« Reply #21 on: June 22, 2020, 08:27:05 PM »
Hi,

not exactly in the gearbox but something to be aware of when you are trying to put the transfer cover back onto the gearbox.

The spigot bearing has a race or shell that fits into the transfer housing case and on the end of input shaft sits the roller bearings and if the rollers aren't in the right position the transfer case doesn't slip over them and you can end up damaging things because it can be frustrating and so after enough swearing you reach for a hammer.

There are three reasons I have seen as why that can cause the issues with fitting things together.

A mismatch in bearing and race can occur because you buy a new bearing but getting the old shell out of the transfer case is an art in itself so I remember thinking they are all the same, but they are not, and even yesterday I saw a mismatch between bearings coming out of the same brand of box but a few years apart and with different markings on the bearing itself. Sometimes the race is thicker or the rollers slightly larger. So check first before fitting mismatching pieces to the input shaft.

The most common issue I have seen is the bearing shell has a square edge on the inside which make it almost a miracle if things are lined up when you try to fit things. Some brands of bearings have a small chamfer on the edge that helps lead the rollers into place, but not the one I was trying to fit yesterday.
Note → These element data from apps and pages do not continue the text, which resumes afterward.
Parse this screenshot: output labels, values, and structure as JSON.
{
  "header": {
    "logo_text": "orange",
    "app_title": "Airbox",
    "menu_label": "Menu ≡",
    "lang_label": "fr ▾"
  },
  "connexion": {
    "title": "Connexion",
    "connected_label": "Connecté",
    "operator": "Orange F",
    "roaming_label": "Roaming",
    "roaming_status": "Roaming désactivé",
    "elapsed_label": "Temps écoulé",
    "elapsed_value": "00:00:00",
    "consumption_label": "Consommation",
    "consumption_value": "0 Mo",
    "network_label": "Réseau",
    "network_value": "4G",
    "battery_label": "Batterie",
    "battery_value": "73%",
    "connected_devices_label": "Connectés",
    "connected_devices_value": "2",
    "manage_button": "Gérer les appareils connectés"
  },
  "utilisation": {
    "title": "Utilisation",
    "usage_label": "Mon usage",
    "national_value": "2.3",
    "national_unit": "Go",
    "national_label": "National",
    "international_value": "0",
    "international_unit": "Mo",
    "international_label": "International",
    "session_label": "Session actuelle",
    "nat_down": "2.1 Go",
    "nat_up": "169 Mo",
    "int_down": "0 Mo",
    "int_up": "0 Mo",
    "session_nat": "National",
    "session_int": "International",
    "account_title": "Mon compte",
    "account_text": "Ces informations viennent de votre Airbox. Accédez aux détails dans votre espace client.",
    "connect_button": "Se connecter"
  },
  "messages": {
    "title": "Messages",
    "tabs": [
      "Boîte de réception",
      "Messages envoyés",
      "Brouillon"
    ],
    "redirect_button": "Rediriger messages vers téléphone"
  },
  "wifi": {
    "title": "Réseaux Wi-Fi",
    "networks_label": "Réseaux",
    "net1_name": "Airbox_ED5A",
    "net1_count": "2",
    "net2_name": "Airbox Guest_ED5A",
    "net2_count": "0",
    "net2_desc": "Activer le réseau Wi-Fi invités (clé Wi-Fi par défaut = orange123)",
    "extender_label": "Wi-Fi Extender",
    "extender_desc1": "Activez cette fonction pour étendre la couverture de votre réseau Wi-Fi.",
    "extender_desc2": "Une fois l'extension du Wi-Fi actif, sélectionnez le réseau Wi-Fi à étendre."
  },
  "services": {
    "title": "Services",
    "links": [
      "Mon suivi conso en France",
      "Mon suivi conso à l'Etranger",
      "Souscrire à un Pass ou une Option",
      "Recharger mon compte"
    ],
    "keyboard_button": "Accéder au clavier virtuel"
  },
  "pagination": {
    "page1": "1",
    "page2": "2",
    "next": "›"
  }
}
After trying to get lucky for 20 minutes yesterday I removed the shell put it in the lathe and put my own chamfer on the shell and it fitted first time.


And the other things I saw yesterday was the circlip that holds the shell in place was not central in the casing and so with a bit cleaning of the groove and rotating the circlip around I was able to have it cause less of an obstruction in one position.


Terry
I'm not questioning your powers of observation; I'm merely remarking upon the paradox of asking a masked man who he is.


Cujo. 1999 - 2016